01 Sep Covid-19 outbreak at poultry plant forces hundreds to self-isolate
All 350 members of staff at Banham Poultry’s site in Norfolk have been told to self-isolate following an outbreak of coronavirus which led to 75 positive cases.
The company has agreed to close part of its site following consultation with Public Health England and Norfolk Public Health.
The outbreak came from the cutting room area of the factory and all 350 members of that section have been asked to isolate. Those who tested positive must quarantine for 10 days, while those who tested negative must self-isolate for 14 days.
The Attleborough factory has been deep cleaned and Banham Poultry says it is bringing in a new group of 45 people to continue to staff the slaughterhouse and ensure the processing of birds can continue.
Norfolk Public Health told Sky News: “This has been an incredibly tough decision for Banham Poultry, whose management team has worked tirelessly today to make arrangements for this partial closure, balancing the protection of the public, their staff and their business.”
It said there is also no evidence of increased risk to the general public and the risk of infection from food products is very low.
Norfolk’s director of public health, Dr Louise Smith, said: “We can confirm that we have now received a significant number of positive tests from workers at the Banham Poultry site and we are awaiting further test results, which may reveal more positive cases.
“This has significant implications for the health of the workforce and significant implications for Banham Poultry as a business.
“Banham Poultry have been working hard to ensure the health and safety of their staff.
“We are now working with colleagues across the county, regionally and nationally to take specialist advice, including learning from other similar outbreaks in other parts of the UK. This will assist us to quickly make decisions on what the next steps will be to prevent further transmission of the virus.”
Mid Norfolk Conservative MP, George Freeman, has also convened an emergency meeting of key agencies in Norfolk in order to prevent a potentially “catastrophic” situation.
Freeman said: “The lack of proper track and trace following the outbreak amongst workers in the Norfolk poultry sector is potentially catastrophic to our vital local food industry and economy.
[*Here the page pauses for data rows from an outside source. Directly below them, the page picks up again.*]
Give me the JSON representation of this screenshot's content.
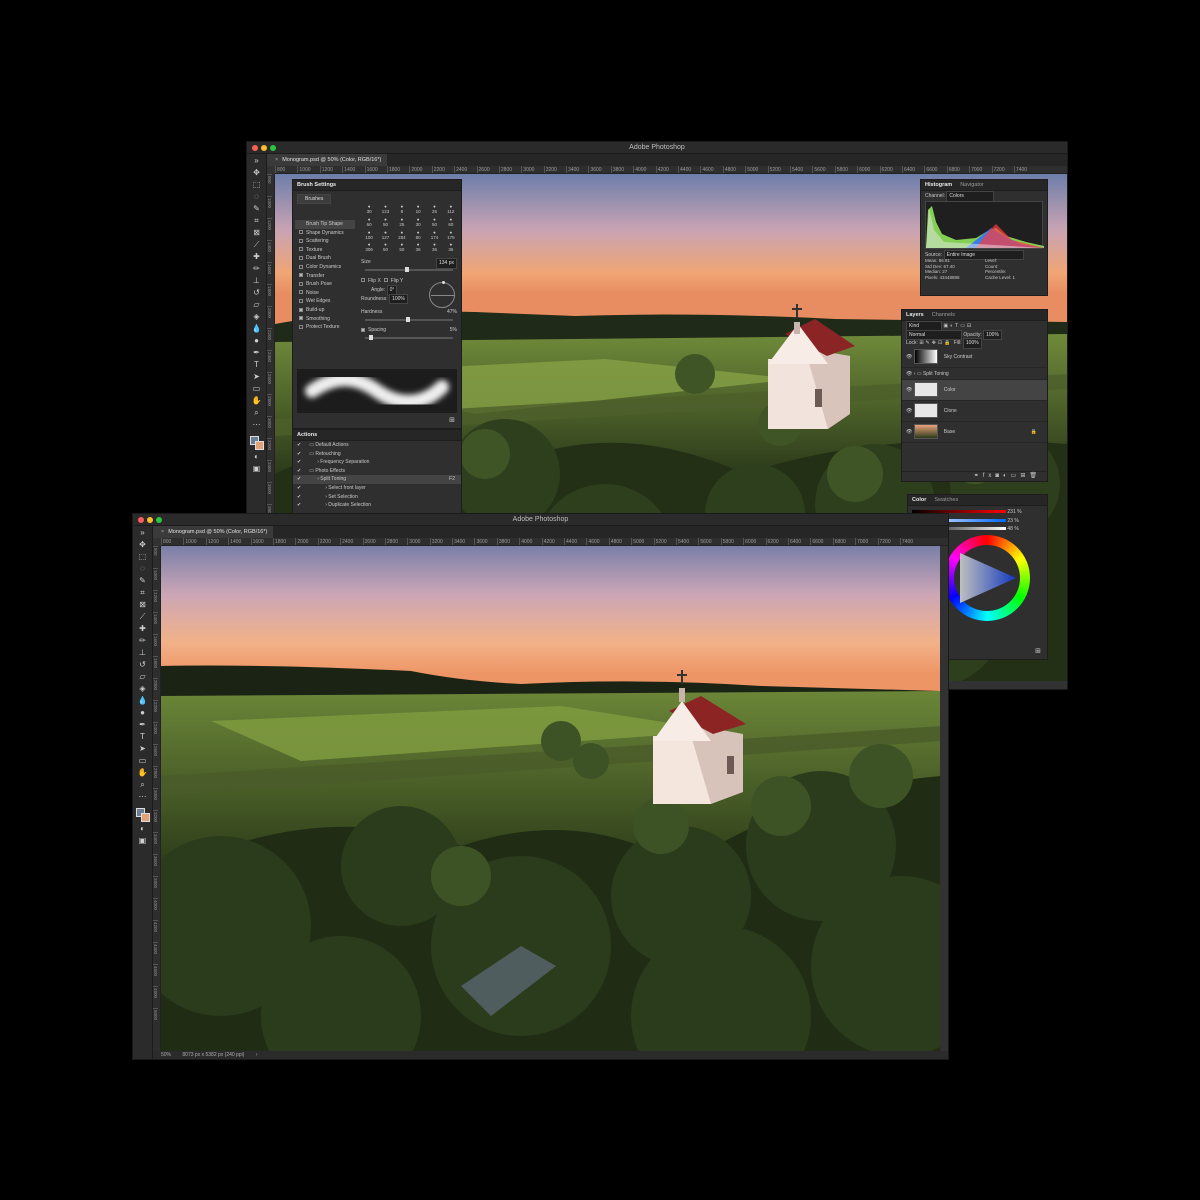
{
  "app_title": "Adobe Photoshop",
  "document_tab": "Monogram.psd @ 50% (Color, RGB/16*)",
  "ruler_h": [
    "800",
    "1000",
    "1200",
    "1400",
    "1600",
    "1800",
    "2000",
    "2200",
    "2400",
    "2600",
    "2800",
    "3000",
    "3200",
    "3400",
    "3600",
    "3800",
    "4000",
    "4200",
    "4400",
    "4600",
    "4800",
    "5000",
    "5200",
    "5400",
    "5600",
    "5800",
    "6000",
    "6200",
    "6400",
    "6600",
    "6800",
    "7000",
    "7200",
    "7400"
  ],
  "ruler_v": [
    "800",
    "1000",
    "1200",
    "1400",
    "1600",
    "1800",
    "2000",
    "2200",
    "2400",
    "2600",
    "2800",
    "3000",
    "3200",
    "3400",
    "3600",
    "3800",
    "4000",
    "4200",
    "4400",
    "4600",
    "4800",
    "5000"
  ],
  "status": {
    "zoom": "50%",
    "doc_info": "8073 px x 5382 px (240 ppi)"
  },
  "brush_settings": {
    "title": "Brush Settings",
    "brushes_button": "Brushes",
    "options": [
      {
        "label": "Brush Tip Shape",
        "checked": null,
        "selected": true
      },
      {
        "label": "Shape Dynamics",
        "checked": false
      },
      {
        "label": "Scattering",
        "checked": false
      },
      {
        "label": "Texture",
        "checked": false
      },
      {
        "label": "Dual Brush",
        "checked": false
      },
      {
        "label": "Color Dynamics",
        "checked": false
      },
      {
        "label": "Transfer",
        "checked": true
      },
      {
        "label": "Brush Pose",
        "checked": false
      },
      {
        "label": "Noise",
        "checked": false
      },
      {
        "label": "Wet Edges",
        "checked": false
      },
      {
        "label": "Build-up",
        "checked": true
      },
      {
        "label": "Smoothing",
        "checked": true
      },
      {
        "label": "Protect Texture",
        "checked": false
      }
    ],
    "tip_sizes": [
      "30",
      "123",
      "8",
      "10",
      "25",
      "112",
      "60",
      "50",
      "25",
      "30",
      "50",
      "60",
      "100",
      "127",
      "284",
      "80",
      "174",
      "175",
      "306",
      "50",
      "50",
      "36",
      "36",
      "36"
    ],
    "size_label": "Size",
    "size_value": "134 px",
    "size_level": 0.45,
    "flip_x": "Flip X",
    "flip_y": "Flip Y",
    "angle_label": "Angle:",
    "angle_value": "0°",
    "roundness_label": "Roundness:",
    "roundness_value": "100%",
    "hardness_label": "Hardness",
    "hardness_value": "47%",
    "hardness_level": 0.47,
    "spacing_label": "Spacing",
    "spacing_value": "5%",
    "spacing_level": 0.05
  },
  "actions": {
    "title": "Actions",
    "items": [
      {
        "label": "Default Actions",
        "indent": 0,
        "kind": "set"
      },
      {
        "label": "Retouching",
        "indent": 0,
        "kind": "set"
      },
      {
        "label": "Frequency Separation",
        "indent": 1,
        "kind": "action"
      },
      {
        "label": "Photo Effects",
        "indent": 0,
        "kind": "set"
      },
      {
        "label": "Split Toning",
        "indent": 1,
        "kind": "action",
        "selected": true,
        "shortcut": "F2"
      },
      {
        "label": "Select front layer",
        "indent": 2,
        "kind": "step"
      },
      {
        "label": "Set Selection",
        "indent": 2,
        "kind": "step"
      },
      {
        "label": "Duplicate Selection",
        "indent": 2,
        "kind": "step"
      }
    ]
  },
  "histogram": {
    "tabs": [
      "Histogram",
      "Navigator"
    ],
    "channel_label": "Channel:",
    "channel_value": "Colors",
    "source_label": "Source:",
    "source_value": "Entire Image",
    "stats_left": [
      [
        "Mean:",
        "86.81"
      ],
      [
        "Std Dev:",
        "67.40"
      ],
      [
        "Median:",
        "27"
      ],
      [
        "Pixels:",
        "43448886"
      ]
    ],
    "stats_right": [
      "Level:",
      "Count:",
      "Percentile:",
      "Cache Level: 1"
    ]
  },
  "layers": {
    "tabs": [
      "Layers",
      "Channels"
    ],
    "filter": "Kind",
    "blend_mode": "Normal",
    "opacity_label": "Opacity:",
    "opacity_value": "100%",
    "lock_label": "Lock:",
    "fill_label": "Fill:",
    "fill_value": "100%",
    "items": [
      {
        "name": "Sky Contrast",
        "type": "adjustment"
      },
      {
        "name": "Split Toning",
        "type": "group"
      },
      {
        "name": "Color",
        "type": "layer",
        "selected": true
      },
      {
        "name": "Clone",
        "type": "layer"
      },
      {
        "name": "Base",
        "type": "layer",
        "locked": true
      }
    ]
  },
  "color_panel": {
    "tabs": [
      "Color",
      "Swatches"
    ],
    "values": [
      "231",
      "23",
      "48"
    ],
    "unit": "%"
  },
  "colors": {
    "accent": "#1473e6",
    "foreground": "#6b7c93",
    "background": "#e3a276"
  }
}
“We should have hundreds of public health officials and volunteers out with clipboards this weekend knocking on doors. Every day the risk rises.
“Norfolk is home to thousands of low paid workers in poultry and pork factories, many of whom live in hostels. All 800 staff at Banham and all their close contacts need tracing and testing, urgently.”
Source – www.meatmanagement.com